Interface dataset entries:
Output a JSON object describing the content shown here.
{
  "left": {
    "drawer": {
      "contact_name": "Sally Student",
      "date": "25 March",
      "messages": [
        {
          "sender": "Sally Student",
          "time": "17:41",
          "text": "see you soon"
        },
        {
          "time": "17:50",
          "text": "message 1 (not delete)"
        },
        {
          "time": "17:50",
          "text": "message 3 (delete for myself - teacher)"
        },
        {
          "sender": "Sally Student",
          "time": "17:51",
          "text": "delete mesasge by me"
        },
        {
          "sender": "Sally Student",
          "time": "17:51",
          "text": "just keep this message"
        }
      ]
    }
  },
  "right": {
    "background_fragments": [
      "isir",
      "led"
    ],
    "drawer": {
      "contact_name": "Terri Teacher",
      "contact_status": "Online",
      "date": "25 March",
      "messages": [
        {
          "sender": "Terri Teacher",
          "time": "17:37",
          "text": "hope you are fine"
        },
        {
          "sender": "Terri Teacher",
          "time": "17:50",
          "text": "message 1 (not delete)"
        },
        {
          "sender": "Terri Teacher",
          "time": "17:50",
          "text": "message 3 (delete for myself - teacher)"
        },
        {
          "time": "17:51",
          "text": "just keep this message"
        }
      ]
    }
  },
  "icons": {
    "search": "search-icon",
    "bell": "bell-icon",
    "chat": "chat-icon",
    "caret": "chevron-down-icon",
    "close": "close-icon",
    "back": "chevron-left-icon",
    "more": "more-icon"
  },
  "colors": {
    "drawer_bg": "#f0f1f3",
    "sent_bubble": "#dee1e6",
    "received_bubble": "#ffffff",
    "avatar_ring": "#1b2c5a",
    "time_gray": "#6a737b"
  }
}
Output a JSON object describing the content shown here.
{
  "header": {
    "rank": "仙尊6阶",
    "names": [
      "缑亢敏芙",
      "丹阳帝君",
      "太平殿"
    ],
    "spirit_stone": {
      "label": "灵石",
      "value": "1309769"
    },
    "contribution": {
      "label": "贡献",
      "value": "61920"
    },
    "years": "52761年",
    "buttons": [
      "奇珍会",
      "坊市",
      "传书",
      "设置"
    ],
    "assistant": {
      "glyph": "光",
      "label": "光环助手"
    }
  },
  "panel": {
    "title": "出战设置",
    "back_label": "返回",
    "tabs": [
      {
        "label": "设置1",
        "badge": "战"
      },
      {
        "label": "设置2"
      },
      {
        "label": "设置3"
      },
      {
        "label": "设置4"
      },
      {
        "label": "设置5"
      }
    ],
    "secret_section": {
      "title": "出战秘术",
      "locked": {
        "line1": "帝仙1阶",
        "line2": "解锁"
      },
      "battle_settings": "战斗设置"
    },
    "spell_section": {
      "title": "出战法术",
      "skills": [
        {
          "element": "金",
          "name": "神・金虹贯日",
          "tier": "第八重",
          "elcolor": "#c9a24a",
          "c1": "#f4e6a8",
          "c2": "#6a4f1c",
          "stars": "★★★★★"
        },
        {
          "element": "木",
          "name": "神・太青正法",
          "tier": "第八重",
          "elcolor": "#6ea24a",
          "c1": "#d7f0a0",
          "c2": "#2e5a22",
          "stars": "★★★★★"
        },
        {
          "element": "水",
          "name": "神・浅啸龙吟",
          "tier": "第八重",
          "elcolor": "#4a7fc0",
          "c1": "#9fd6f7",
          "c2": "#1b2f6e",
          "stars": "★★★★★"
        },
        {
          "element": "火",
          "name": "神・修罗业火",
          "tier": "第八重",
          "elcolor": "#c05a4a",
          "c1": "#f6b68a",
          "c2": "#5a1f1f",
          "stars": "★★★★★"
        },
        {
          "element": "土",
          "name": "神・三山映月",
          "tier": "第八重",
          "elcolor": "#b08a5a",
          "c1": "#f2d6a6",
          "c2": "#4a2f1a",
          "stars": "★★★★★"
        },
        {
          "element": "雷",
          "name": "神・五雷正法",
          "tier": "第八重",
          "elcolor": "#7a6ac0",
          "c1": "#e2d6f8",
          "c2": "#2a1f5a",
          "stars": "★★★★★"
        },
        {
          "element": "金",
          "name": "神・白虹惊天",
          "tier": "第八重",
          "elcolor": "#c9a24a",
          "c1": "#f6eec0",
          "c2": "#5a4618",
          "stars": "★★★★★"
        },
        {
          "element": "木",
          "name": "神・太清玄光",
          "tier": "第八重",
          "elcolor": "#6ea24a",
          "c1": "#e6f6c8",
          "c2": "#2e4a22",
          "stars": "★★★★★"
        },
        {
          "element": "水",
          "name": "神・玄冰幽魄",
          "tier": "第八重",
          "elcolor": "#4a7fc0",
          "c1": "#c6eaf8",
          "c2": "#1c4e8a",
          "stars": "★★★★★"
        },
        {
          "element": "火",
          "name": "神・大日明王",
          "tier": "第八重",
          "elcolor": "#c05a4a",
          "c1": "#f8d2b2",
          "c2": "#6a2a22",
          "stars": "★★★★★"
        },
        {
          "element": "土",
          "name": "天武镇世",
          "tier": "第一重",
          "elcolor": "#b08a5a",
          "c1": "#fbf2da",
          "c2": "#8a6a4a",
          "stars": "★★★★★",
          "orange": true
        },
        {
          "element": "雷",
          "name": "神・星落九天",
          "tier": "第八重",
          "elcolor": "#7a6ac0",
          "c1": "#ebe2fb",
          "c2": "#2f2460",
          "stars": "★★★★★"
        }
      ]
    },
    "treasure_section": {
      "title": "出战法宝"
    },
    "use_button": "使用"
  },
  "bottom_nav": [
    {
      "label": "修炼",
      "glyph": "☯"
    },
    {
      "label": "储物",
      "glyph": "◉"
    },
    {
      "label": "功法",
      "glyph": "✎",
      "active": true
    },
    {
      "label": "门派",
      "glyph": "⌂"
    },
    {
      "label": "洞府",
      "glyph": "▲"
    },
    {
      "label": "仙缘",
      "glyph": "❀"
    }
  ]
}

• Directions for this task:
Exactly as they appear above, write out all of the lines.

• Answer area:
Output a JSON object describing the content shown here.
{
  "left": {
    "drawer": {
      "contact_name": "Sally Student",
      "date": "25 March",
      "messages": [
        {
          "sender": "Sally Student",
          "time": "17:41",
          "text": "see you soon"
        },
        {
          "time": "17:50",
          "text": "message 1 (not delete)"
        },
        {
          "time": "17:50",
          "text": "message 3 (delete for myself - teacher)"
        },
        {
          "sender": "Sally Student",
          "time": "17:51",
          "text": "delete mesasge by me"
        },
        {
          "sender": "Sally Student",
          "time": "17:51",
          "text": "just keep this message"
        }
      ]
    }
  },
  "right": {
    "background_fragments": [
      "isir",
      "led"
    ],
    "drawer": {
      "contact_name": "Terri Teacher",
      "contact_status": "Online",
      "date": "25 March",
      "messages": [
        {
          "sender": "Terri Teacher",
          "time": "17:37",
          "text": "hope you are fine"
        },
        {
          "sender": "Terri Teacher",
          "time": "17:50",
          "text": "message 1 (not delete)"
        },
        {
          "sender": "Terri Teacher",
          "time": "17:50",
          "text": "message 3 (delete for myself - teacher)"
        },
        {
          "time": "17:51",
          "text": "just keep this message"
        }
      ]
    }
  },
  "icons": {
    "search": "search-icon",
    "bell": "bell-icon",
    "chat": "chat-icon",
    "caret": "chevron-down-icon",
    "close": "close-icon",
    "back": "chevron-left-icon",
    "more": "more-icon"
  },
  "colors": {
    "drawer_bg": "#f0f1f3",
    "sent_bubble": "#dee1e6",
    "received_bubble": "#ffffff",
    "avatar_ring": "#1b2c5a",
    "time_gray": "#6a737b"
  }
}
Output a JSON object describing the content shown here.
{
  "header": {
    "rank": "仙尊6阶",
    "names": [
      "缑亢敏芙",
      "丹阳帝君",
      "太平殿"
    ],
    "spirit_stone": {
      "label": "灵石",
      "value": "1309769"
    },
    "contribution": {
      "label": "贡献",
      "value": "61920"
    },
    "years": "52761年",
    "buttons": [
      "奇珍会",
      "坊市",
      "传书",
      "设置"
    ],
    "assistant": {
      "glyph": "光",
      "label": "光环助手"
    }
  },
  "panel": {
    "title": "出战设置",
    "back_label": "返回",
    "tabs": [
      {
        "label": "设置1",
        "badge": "战"
      },
      {
        "label": "设置2"
      },
      {
        "label": "设置3"
      },
      {
        "label": "设置4"
      },
      {
        "label": "设置5"
      }
    ],
    "secret_section": {
      "title": "出战秘术",
      "locked": {
        "line1": "帝仙1阶",
        "line2": "解锁"
      },
      "battle_settings": "战斗设置"
    },
    "spell_section": {
      "title": "出战法术",
      "skills": [
        {
          "element": "金",
          "name": "神・金虹贯日",
          "tier": "第八重",
          "elcolor": "#c9a24a",
          "c1": "#f4e6a8",
          "c2": "#6a4f1c",
          "stars": "★★★★★"
        },
        {
          "element": "木",
          "name": "神・太青正法",
          "tier": "第八重",
          "elcolor": "#6ea24a",
          "c1": "#d7f0a0",
          "c2": "#2e5a22",
          "stars": "★★★★★"
        },
        {
          "element": "水",
          "name": "神・浅啸龙吟",
          "tier": "第八重",
          "elcolor": "#4a7fc0",
          "c1": "#9fd6f7",
          "c2": "#1b2f6e",
          "stars": "★★★★★"
        },
        {
          "element": "火",
          "name": "神・修罗业火",
          "tier": "第八重",
          "elcolor": "#c05a4a",
          "c1": "#f6b68a",
          "c2": "#5a1f1f",
          "stars": "★★★★★"
        },
        {
          "element": "土",
          "name": "神・三山映月",
          "tier": "第八重",
          "elcolor": "#b08a5a",
          "c1": "#f2d6a6",
          "c2": "#4a2f1a",
          "stars": "★★★★★"
        },
        {
          "element": "雷",
          "name": "神・五雷正法",
          "tier": "第八重",
          "elcolor": "#7a6ac0",
          "c1": "#e2d6f8",
          "c2": "#2a1f5a",
          "stars": "★★★★★"
        },
        {
          "element": "金",
          "name": "神・白虹惊天",
          "tier": "第八重",
          "elcolor": "#c9a24a",
          "c1": "#f6eec0",
          "c2": "#5a4618",
          "stars": "★★★★★"
        },
        {
          "element": "木",
          "name": "神・太清玄光",
          "tier": "第八重",
          "elcolor": "#6ea24a",
          "c1": "#e6f6c8",
          "c2": "#2e4a22",
          "stars": "★★★★★"
        },
        {
          "element": "水",
          "name": "神・玄冰幽魄",
          "tier": "第八重",
          "elcolor": "#4a7fc0",
          "c1": "#c6eaf8",
          "c2": "#1c4e8a",
          "stars": "★★★★★"
        },
        {
          "element": "火",
          "name": "神・大日明王",
          "tier": "第八重",
          "elcolor": "#c05a4a",
          "c1": "#f8d2b2",
          "c2": "#6a2a22",
          "stars": "★★★★★"
        },
        {
          "element": "土",
          "name": "天武镇世",
          "tier": "第一重",
          "elcolor": "#b08a5a",
          "c1": "#fbf2da",
          "c2": "#8a6a4a",
          "stars": "★★★★★",
          "orange": true
        },
        {
          "element": "雷",
          "name": "神・星落九天",
          "tier": "第八重",
          "elcolor": "#7a6ac0",
          "c1": "#ebe2fb",
          "c2": "#2f2460",
          "stars": "★★★★★"
        }
      ]
    },
    "treasure_section": {
      "title": "出战法宝"
    },
    "use_button": "使用"
  },
  "bottom_nav": [
    {
      "label": "修炼",
      "glyph": "☯"
    },
    {
      "label": "储物",
      "glyph": "◉"
    },
    {
      "label": "功法",
      "glyph": "✎",
      "active": true
    },
    {
      "label": "门派",
      "glyph": "⌂"
    },
    {
      "label": "洞府",
      "glyph": "▲"
    },
    {
      "label": "仙缘",
      "glyph": "❀"
    }
  ]
}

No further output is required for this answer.